Is it safe for anyone to take these drugs?

The Georgetown researchers concluded "Consideration should be given to avoiding anti-TNFalpha therapy [the drug class that includes Enbrel and Remicade] in patients with pre-existing multiple sclerosis and to discontinuing...therapy immediately when new neurologic signs and symptoms occur..."

That seems like the understatement of the year. And I'm not the only one who thinks so. In the Reuters article, Dr. John H. Klippel, medical director of the Arthritis Foundation, states a similar view. Asked to react to the study's conclusion, Klippel said, "I would be a little more emphatic. Instead of giving 'consideration to avoiding,' I think the medical community would be of the view that these drugs should not be used in people with known demyelinating diseases like multiple sclerosis."

I agree with Klippel. But perhaps I'd be even more emphatic. Only four of the 20 known patients who suffered neurological damage had pre-existing CNS conditions like MS. Even if their doctors had known better, that still leaves at least 16 people who now have permanent damage done to the nerves in their brain - and possibly, an increased risk of developing MS or a similar condition in the future. And who's to say what the real numbers are; as the Georgetown researchers wrote, "...underreporting of adverse events occurs." (There's another entry for understatement of the year.)

Adding up the risks - and considering alternatives

To be fair, tens of thousands of people have taken Enbrel and Remicade since their introduction. At this point, we know of only 20 cases where the drugs were associated with demyelinating damage.

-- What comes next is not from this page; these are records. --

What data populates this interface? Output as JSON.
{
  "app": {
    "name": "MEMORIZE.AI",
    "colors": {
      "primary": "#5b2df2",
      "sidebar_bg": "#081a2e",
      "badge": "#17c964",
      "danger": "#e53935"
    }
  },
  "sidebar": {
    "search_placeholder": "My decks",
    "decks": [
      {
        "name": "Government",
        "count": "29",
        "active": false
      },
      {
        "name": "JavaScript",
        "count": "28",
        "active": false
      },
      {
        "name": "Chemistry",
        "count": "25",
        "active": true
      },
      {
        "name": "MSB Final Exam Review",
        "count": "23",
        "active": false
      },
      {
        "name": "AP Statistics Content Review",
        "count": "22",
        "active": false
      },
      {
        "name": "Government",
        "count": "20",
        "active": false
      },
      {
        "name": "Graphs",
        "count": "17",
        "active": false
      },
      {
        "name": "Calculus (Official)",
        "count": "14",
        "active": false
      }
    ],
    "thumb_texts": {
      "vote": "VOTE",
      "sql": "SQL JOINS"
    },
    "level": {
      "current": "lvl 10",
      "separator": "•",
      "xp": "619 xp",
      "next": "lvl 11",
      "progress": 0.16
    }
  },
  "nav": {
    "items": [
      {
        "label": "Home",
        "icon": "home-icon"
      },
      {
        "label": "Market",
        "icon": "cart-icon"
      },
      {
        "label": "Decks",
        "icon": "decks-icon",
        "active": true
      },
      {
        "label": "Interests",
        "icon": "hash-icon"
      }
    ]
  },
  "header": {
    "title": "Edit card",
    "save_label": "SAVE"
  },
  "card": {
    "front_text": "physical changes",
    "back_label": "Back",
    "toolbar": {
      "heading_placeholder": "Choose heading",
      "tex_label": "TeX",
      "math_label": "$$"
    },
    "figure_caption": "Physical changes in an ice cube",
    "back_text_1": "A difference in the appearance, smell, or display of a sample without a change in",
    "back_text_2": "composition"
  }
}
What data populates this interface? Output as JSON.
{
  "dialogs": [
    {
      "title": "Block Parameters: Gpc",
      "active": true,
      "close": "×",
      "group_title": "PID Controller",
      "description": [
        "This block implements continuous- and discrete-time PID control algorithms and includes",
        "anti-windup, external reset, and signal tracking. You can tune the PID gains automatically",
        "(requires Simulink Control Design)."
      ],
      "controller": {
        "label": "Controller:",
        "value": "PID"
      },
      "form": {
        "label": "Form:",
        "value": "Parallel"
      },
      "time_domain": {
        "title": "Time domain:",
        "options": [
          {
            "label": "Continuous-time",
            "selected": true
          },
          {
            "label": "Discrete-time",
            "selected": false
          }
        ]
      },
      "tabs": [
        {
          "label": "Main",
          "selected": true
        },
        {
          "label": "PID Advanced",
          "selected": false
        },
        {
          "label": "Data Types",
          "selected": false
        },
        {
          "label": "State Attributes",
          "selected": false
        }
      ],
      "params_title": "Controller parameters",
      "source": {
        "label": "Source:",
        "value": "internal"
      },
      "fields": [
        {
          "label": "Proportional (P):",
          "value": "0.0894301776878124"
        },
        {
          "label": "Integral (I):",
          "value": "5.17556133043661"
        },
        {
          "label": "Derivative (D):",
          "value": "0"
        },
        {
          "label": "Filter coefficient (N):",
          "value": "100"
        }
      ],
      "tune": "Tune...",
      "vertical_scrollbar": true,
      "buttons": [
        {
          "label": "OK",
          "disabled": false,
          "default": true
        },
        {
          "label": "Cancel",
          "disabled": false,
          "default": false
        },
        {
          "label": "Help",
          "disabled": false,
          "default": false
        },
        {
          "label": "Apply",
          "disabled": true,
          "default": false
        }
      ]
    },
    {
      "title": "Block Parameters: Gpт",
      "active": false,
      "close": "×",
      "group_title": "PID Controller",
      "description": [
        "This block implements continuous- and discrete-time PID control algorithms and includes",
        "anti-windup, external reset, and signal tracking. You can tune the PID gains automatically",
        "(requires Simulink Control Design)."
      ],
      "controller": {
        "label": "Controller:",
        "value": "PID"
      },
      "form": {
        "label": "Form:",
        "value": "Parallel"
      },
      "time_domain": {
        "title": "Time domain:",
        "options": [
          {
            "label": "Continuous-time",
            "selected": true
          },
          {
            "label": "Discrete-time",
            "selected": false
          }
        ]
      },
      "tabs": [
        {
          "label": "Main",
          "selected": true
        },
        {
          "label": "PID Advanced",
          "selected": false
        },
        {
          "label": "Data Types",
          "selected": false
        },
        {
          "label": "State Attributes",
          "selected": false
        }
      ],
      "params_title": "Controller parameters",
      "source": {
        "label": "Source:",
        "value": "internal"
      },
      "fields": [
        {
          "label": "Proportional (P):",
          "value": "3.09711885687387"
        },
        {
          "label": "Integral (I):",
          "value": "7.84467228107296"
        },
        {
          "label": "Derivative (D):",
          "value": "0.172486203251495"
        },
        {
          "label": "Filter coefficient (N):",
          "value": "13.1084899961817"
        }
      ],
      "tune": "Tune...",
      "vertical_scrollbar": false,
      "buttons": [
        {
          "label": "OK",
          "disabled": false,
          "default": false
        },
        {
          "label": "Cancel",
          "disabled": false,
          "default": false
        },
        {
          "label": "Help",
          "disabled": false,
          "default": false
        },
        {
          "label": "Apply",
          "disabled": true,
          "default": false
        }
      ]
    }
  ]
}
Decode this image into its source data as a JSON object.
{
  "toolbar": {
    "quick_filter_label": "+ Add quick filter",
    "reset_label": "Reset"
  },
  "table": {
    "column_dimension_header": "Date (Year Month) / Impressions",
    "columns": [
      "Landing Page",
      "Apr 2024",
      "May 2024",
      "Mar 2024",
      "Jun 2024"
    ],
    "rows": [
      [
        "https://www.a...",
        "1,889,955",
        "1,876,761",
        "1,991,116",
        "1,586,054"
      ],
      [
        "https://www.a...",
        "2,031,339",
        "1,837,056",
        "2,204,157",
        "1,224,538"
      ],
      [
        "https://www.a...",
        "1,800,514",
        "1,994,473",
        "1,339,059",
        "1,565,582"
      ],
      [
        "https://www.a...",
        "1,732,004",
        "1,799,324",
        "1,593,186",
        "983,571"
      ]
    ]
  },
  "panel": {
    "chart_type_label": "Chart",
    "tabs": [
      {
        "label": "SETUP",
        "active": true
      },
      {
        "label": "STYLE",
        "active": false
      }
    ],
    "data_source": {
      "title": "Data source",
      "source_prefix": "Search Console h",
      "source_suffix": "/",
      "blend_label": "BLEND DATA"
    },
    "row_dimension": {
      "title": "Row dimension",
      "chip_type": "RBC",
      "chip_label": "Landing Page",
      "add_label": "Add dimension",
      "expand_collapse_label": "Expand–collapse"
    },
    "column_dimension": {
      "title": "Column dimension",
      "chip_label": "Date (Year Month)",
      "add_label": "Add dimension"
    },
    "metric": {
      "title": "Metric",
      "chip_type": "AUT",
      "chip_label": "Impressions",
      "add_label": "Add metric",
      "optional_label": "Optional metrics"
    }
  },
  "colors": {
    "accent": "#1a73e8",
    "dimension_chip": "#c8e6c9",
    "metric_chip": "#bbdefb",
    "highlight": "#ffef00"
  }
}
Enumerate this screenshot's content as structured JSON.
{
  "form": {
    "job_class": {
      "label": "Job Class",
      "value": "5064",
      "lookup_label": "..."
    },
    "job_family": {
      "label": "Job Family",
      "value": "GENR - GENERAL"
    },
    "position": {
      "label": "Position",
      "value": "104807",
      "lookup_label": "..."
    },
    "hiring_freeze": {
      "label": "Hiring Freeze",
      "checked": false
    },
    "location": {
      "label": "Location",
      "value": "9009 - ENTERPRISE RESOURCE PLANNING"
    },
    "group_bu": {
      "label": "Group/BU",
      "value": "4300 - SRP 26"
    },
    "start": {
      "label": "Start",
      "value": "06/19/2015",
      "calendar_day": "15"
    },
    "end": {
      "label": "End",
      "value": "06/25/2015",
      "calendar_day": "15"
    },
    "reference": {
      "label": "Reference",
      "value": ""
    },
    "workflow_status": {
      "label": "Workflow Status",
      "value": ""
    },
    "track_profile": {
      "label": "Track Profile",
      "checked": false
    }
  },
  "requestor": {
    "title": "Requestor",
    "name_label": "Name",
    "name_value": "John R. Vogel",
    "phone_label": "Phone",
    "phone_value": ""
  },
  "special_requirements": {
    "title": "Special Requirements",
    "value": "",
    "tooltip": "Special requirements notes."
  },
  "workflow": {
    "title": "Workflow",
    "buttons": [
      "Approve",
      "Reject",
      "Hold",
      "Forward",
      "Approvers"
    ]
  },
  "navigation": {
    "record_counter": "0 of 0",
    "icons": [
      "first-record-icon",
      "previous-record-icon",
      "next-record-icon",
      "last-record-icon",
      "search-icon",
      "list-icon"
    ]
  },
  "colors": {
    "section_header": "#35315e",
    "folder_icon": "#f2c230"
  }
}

Anyway you look at it, the risk for the average patient is probably quite small.

But that's the same thing they said about Remicade's association with infections, TB, and congestive heart failure, and Enbrel's earlier association with demyelination. When you start combining all these small risks, sooner or later they get to be too big.

If you take Enbrel or Remicade, discuss these risks with your doctor. Remember, everyone should have a TB test before using these drugs, and people with congestive heart failure or conditions like MS should NOT take them.

And remember that these potentially dangerous prescription drugs are not your only option for treating RA and Crohn's. As I mentioned in the November 1st e-Alert, we've written about the pancreatic enzyme supplement Wobenzyme (February 2001) for RA, and the therapeutic yeast saccharomyces boulardi (SB) (October 2000) for Crohn's.

Here at HSI, we'll continue to search for more natural remedies to help you fight RA and Crohn's. And we'll keep bringing you the latest information on the side effects of prescription drugs that your doctor may not know about. Having all the facts in front of you is the only way you can make an informed decision about your treatment.

To Your Good Health,

Jenny Thompson
Health Sciences Institute